We have an exciting inaugural issue to share with you, featuring a great lineup of contributors and articles which speak to the diversity of talents and interests inherent to our field: a book review of “The World’s Strongest Librarian”; a recap of the 2013 SLA annual meeting; pieces by winners of the Ellis Mount Scholarship; and articles on KM and MOOCs! We think there’s something for everyone here, and we’re just getting started. Continue reading
Working in special libraries often entails more specific support of the organization, which at times falls outside the lines of traditional librarianship. Special librarians may be employed in a wide range of organizations; an advertising company, a historical society, a non-profit organization, an international bank, and many more. Further, the job duties of such professionals might encompass knowledge management, taxonomy, archives, records management, to name just a few examples. Continuing education is frequently a priority in order to stay on top of current trends, especially when one’s library degree is several years old. Within the field of librarianship, webinars and online short courses make this type of education more available than ever before; SLA’s Click University and Library Juice Academy are two such valuable resources. However, there is also value in educating oneself outside the parameters of librarianship—for example, learning courses that are pertinent to the field of an organization can help give you a better understanding of the clients you serve, and an awareness of trends in the field. If your goal is to change jobs in the future, acquiring this additional knowledge can help stand out in relation to other candidates. Continue reading
The World’s Strongest Librarian: A Memoir of Tourette’s, Faith, Strength, and the Power of Family
Gotham, 291 Pages, Hardcover
Even before Josh Hanagarne completes a Master’s in library science and goes to work in the Salt Lake City Public Library, this memoir is a story of the love of books, reading, and libraries, told with warmth and candor. Each chapter begins with a Dewey Decimal heading, a clever touch that shows Hanagarne’s affection for libraries. Librarians at any stage of their careers will smile at familiar vignettes about working at the circulation and reference desks, dealing with difficult patrons, and being part of the library’s daily routines. Continue reading

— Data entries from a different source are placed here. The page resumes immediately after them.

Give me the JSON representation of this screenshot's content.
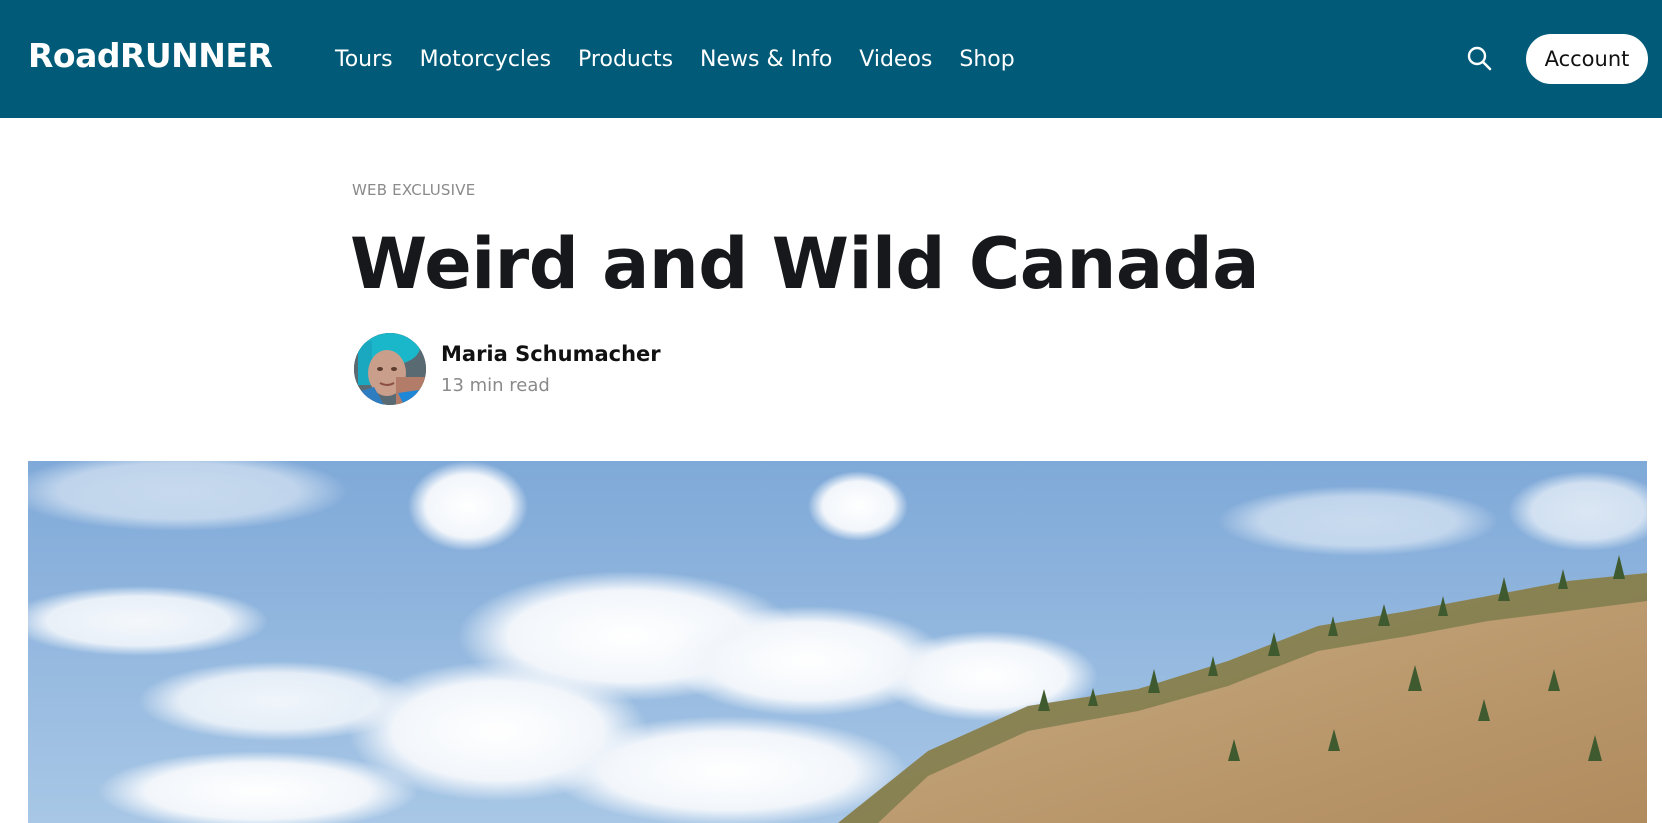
{
  "header": {
    "logo_text": "RoadRUNNER",
    "nav": [
      {
        "label": "Tours"
      },
      {
        "label": "Motorcycles"
      },
      {
        "label": "Products"
      },
      {
        "label": "News & Info"
      },
      {
        "label": "Videos"
      },
      {
        "label": "Shop"
      }
    ],
    "search_icon": "search-icon",
    "account_label": "Account",
    "background_color": "#005a78"
  },
  "article": {
    "category": "WEB EXCLUSIVE",
    "title": "Weird and Wild Canada",
    "author": "Maria Schumacher",
    "read_time": "13 min read",
    "hero_image": "hero-image"
  }
}
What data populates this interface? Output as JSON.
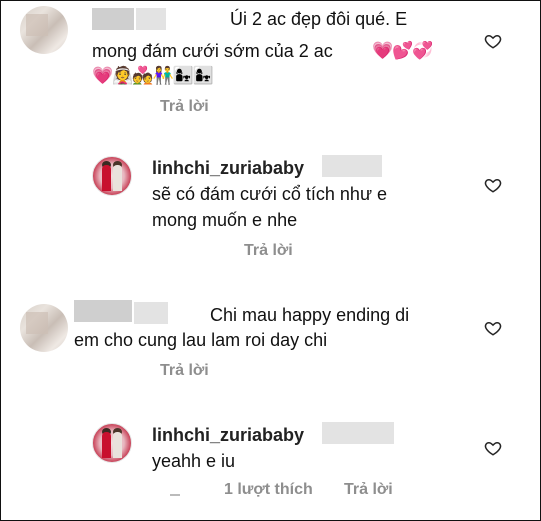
{
  "comments": [
    {
      "line1": "Úi 2 ac đẹp đôi qué. E",
      "line2_text": "mong đám cưới sớm của 2 ac",
      "line2_emoji": "💗💕💞",
      "line3_emoji": "💗👰💑👫👩‍👧👩‍👧",
      "reply_label": "Trả lời"
    },
    {
      "username": "linhchi_zuriababy",
      "line1": "sẽ có đám cưới cổ tích như e",
      "line2": "mong muốn e nhe",
      "reply_label": "Trả lời"
    },
    {
      "line1": "Chi mau happy ending di",
      "line2": "em cho cung lau lam roi day chi",
      "reply_label": "Trả lời"
    },
    {
      "username": "linhchi_zuriababy",
      "line1": "yeahh e iu",
      "likes_label": "1 lượt thích",
      "reply_label": "Trả lời"
    }
  ],
  "icons": {
    "like": "heart-outline-icon"
  },
  "colors": {
    "text": "#111111",
    "meta": "#8e8e8e",
    "heart_stroke": "#262626"
  }
}
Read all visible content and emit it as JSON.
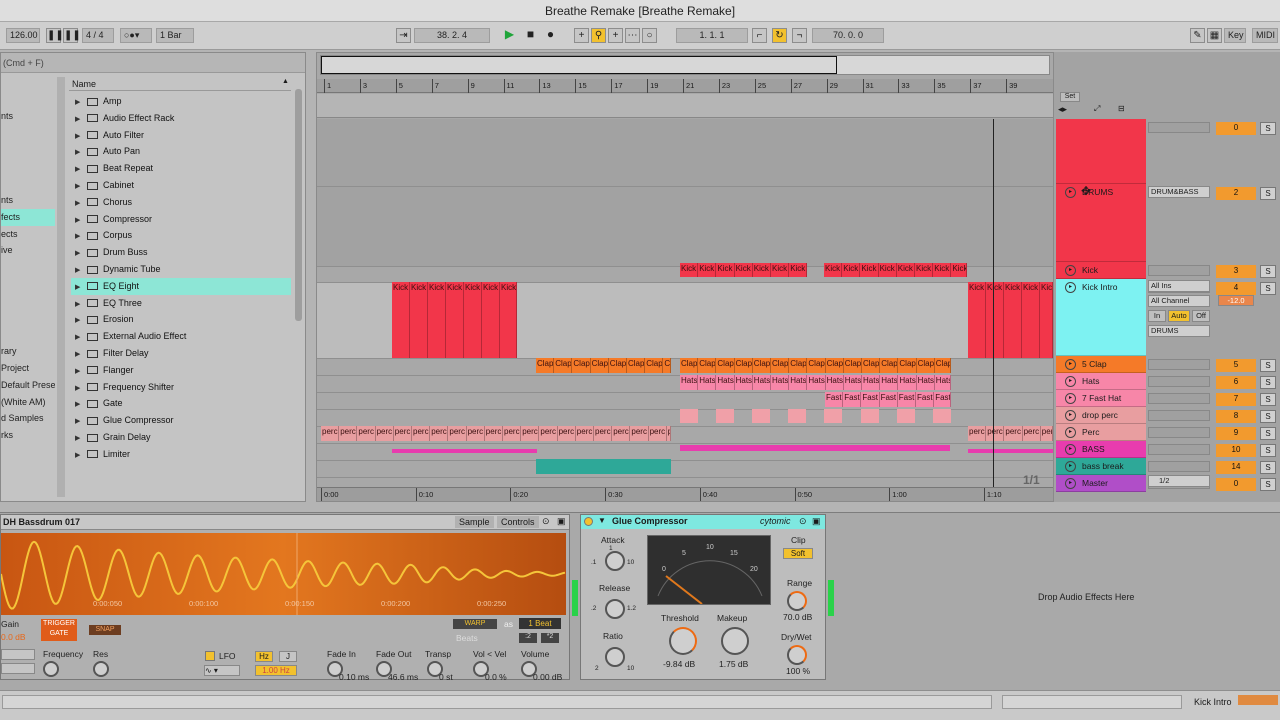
{
  "window": {
    "title": "Breathe Remake  [Breathe Remake]"
  },
  "control_bar": {
    "tempo": "126.00",
    "signature": "4 / 4",
    "quantize": "1 Bar",
    "arrangement_position": "38.  2.  4",
    "loop_start": "1.  1.  1",
    "loop_length": "70.  0.  0",
    "key_label": "Key",
    "midi_label": "MIDI"
  },
  "browser": {
    "search_hint": "(Cmd + F)",
    "column_header": "Name",
    "categories": [
      "nts",
      "",
      "",
      "",
      "",
      "nts",
      "fects",
      "ects",
      "ive",
      "",
      "",
      "",
      "",
      "",
      "rary",
      "Project",
      "Default Prese",
      "(White AM)",
      "d Samples",
      "rks"
    ],
    "items": [
      "Amp",
      "Audio Effect Rack",
      "Auto Filter",
      "Auto Pan",
      "Beat Repeat",
      "Cabinet",
      "Chorus",
      "Compressor",
      "Corpus",
      "Drum Buss",
      "Dynamic Tube",
      "EQ Eight",
      "EQ Three",
      "Erosion",
      "External Audio Effect",
      "Filter Delay",
      "Flanger",
      "Frequency Shifter",
      "Gate",
      "Glue Compressor",
      "Grain Delay",
      "Limiter"
    ],
    "selected_item": "EQ Eight"
  },
  "arrangement": {
    "bar_numbers": [
      "1",
      "3",
      "5",
      "7",
      "9",
      "11",
      "13",
      "15",
      "17",
      "19",
      "21",
      "23",
      "25",
      "27",
      "29",
      "31",
      "33",
      "35",
      "37",
      "39"
    ],
    "time_labels": [
      "0:00",
      "0:10",
      "0:20",
      "0:30",
      "0:40",
      "0:50",
      "1:00",
      "1:10"
    ],
    "page_indicator": "1/1",
    "set_label": "Set",
    "clips": {
      "kick": "Kick",
      "clap": "Clap",
      "hats": "Hats",
      "fast": "Fast",
      "perc": "perc"
    }
  },
  "tracks": [
    {
      "name": "",
      "color": "#f2364a",
      "number": "0",
      "input": ""
    },
    {
      "name": "DRUMS",
      "color": "#f2364a",
      "number": "2",
      "input": "DRUM&BASS"
    },
    {
      "name": "Kick",
      "color": "#f2364a",
      "number": "3",
      "input": ""
    },
    {
      "name": "Kick Intro",
      "color": "#7df2f2",
      "number": "4",
      "input": "All Ins",
      "channel": "All Channel",
      "monitor": [
        "In",
        "Auto",
        "Off"
      ],
      "output": "DRUMS",
      "volume": "-12.0"
    },
    {
      "name": "5 Clap",
      "color": "#f57a28",
      "number": "5"
    },
    {
      "name": "Hats",
      "color": "#f786a8",
      "number": "6"
    },
    {
      "name": "7 Fast Hat",
      "color": "#f786a8",
      "number": "7"
    },
    {
      "name": "drop perc",
      "color": "#e89ea0",
      "number": "8"
    },
    {
      "name": "Perc",
      "color": "#e89ea0",
      "number": "9"
    },
    {
      "name": "BASS",
      "color": "#e83cae",
      "number": "10"
    },
    {
      "name": "bass break",
      "color": "#2ea898",
      "number": "14"
    },
    {
      "name": "Master",
      "color": "#b04ec8",
      "number": "0",
      "output": "1/2"
    }
  ],
  "simpler": {
    "sample_name": "DH Bassdrum 017",
    "tab_sample": "Sample",
    "tab_controls": "Controls",
    "times": [
      "0:00:050",
      "0:00:100",
      "0:00:150",
      "0:00:200",
      "0:00:250"
    ],
    "trigger": "TRIGGER",
    "gate": "GATE",
    "snap": "SNAP",
    "warp": "WARP",
    "as": "as",
    "beat": "1 Beat",
    "beats": "Beats",
    "div": ":2",
    "mul": "*2",
    "gain_label": "Gain",
    "gain_value": "0.0 dB",
    "frequency_label": "Frequency",
    "res_label": "Res",
    "lfo": "LFO",
    "hz": "Hz",
    "j": "J",
    "lfo_rate": "1.00 Hz",
    "fade_in_label": "Fade In",
    "fade_in": "0.10 ms",
    "fade_out_label": "Fade Out",
    "fade_out": "46.6 ms",
    "transp_label": "Transp",
    "transp": "0 st",
    "vol_vel_label": "Vol < Vel",
    "vol_vel": "0.0 %",
    "volume_label": "Volume",
    "volume": "0.00 dB"
  },
  "glue": {
    "title": "Glue Compressor",
    "brand": "cytomic",
    "attack": "Attack",
    "attack_marks": [
      ".1",
      ".3",
      "1",
      "3",
      "10",
      "30",
      ".01"
    ],
    "release": "Release",
    "release_marks": [
      ".2",
      ".4",
      ".6",
      "1.2",
      ".1",
      "A"
    ],
    "ratio": "Ratio",
    "ratio_marks": [
      "2",
      "4",
      "10"
    ],
    "meter_marks": [
      "0",
      "5",
      "10",
      "15",
      "20"
    ],
    "threshold_label": "Threshold",
    "threshold": "-9.84 dB",
    "makeup_label": "Makeup",
    "makeup": "1.75 dB",
    "clip_label": "Clip",
    "soft": "Soft",
    "range_label": "Range",
    "range": "70.0 dB",
    "drywet_label": "Dry/Wet",
    "drywet": "100 %"
  },
  "drop_zone": "Drop Audio Effects Here",
  "status": {
    "track_name": "Kick Intro"
  }
}
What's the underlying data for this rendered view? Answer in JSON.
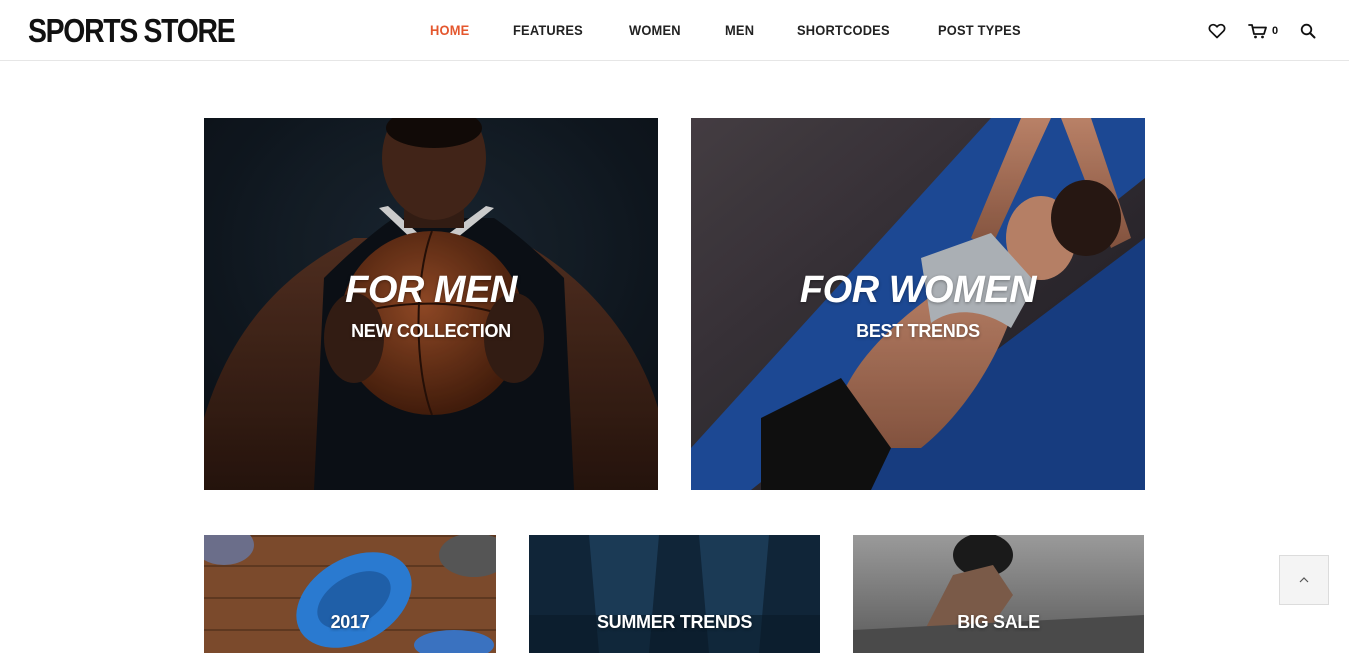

By Leigh Hallingby, Head Librarian, Open Society Foundations
It was thrilling for members of the Special Libraries Association New York chapter (SLA NY) to begin the SLA 2013 Annual Conference by watching some of our esteemed members being honored by the global association. Agnes Mattis was inducted into the SLA Hall of Fame to recognize service to the organization or one of its divisions or chapters. Pam Rollo won the Rose L. Vormelker Award, which is presented to a mid-career member who actively teaches and/or mentors students or working professionals. Amy Sarola was designated a SLA Rising Star, which recognizes the exceptional promise she has shown as a leader and her contribution to the association and profession. Continue reading
SLA NY Knowledge Management Session 3 – December 12, 2013
By Helen Sobolik
The third session in the SLA New York Chapter Knowledge Management (KM) Series focused on real-world case studies of successful knowledge management programs presented by Alirio Gomez and Sarah Kagen of Milbank, Tweed, Hadley & McCloy LLP and Barbara Hirsh of NERA Economic Consulting. The session was a treasure trove of information and best practices for implementing a KM program from start to finish. Continue reading
The Ellis Mount Scholarship Award seeks to honor library school students who have demonstrated outstanding achievement in their studies and in the field of Special Librarianship. Ellis Mount taught at the Columbia University Library School for many years and was a dedicated SLA-NY Chapter Member. He was inducted into the SLA Hall of Fame in 1991. The award is open to all SLA Members enrolled in NY area MLS programs and it reimburses tuition for a one semester course. At semester conclusion,recipients provide an essay about the course taken and the benefits he/she has gained from taking the course. This year’s winners were Cristina Vignone and Rachel Finn.
I invite you to read their essays attached below to get a unique perspective on their course experience. Congratulations Cristina and Rachel!
Robert Drzewicki (Scholarship Awards Chair)
Cristina completed the course: Metadata: Description & Access.
Rachel completed the course: Rare Books and Special Collections.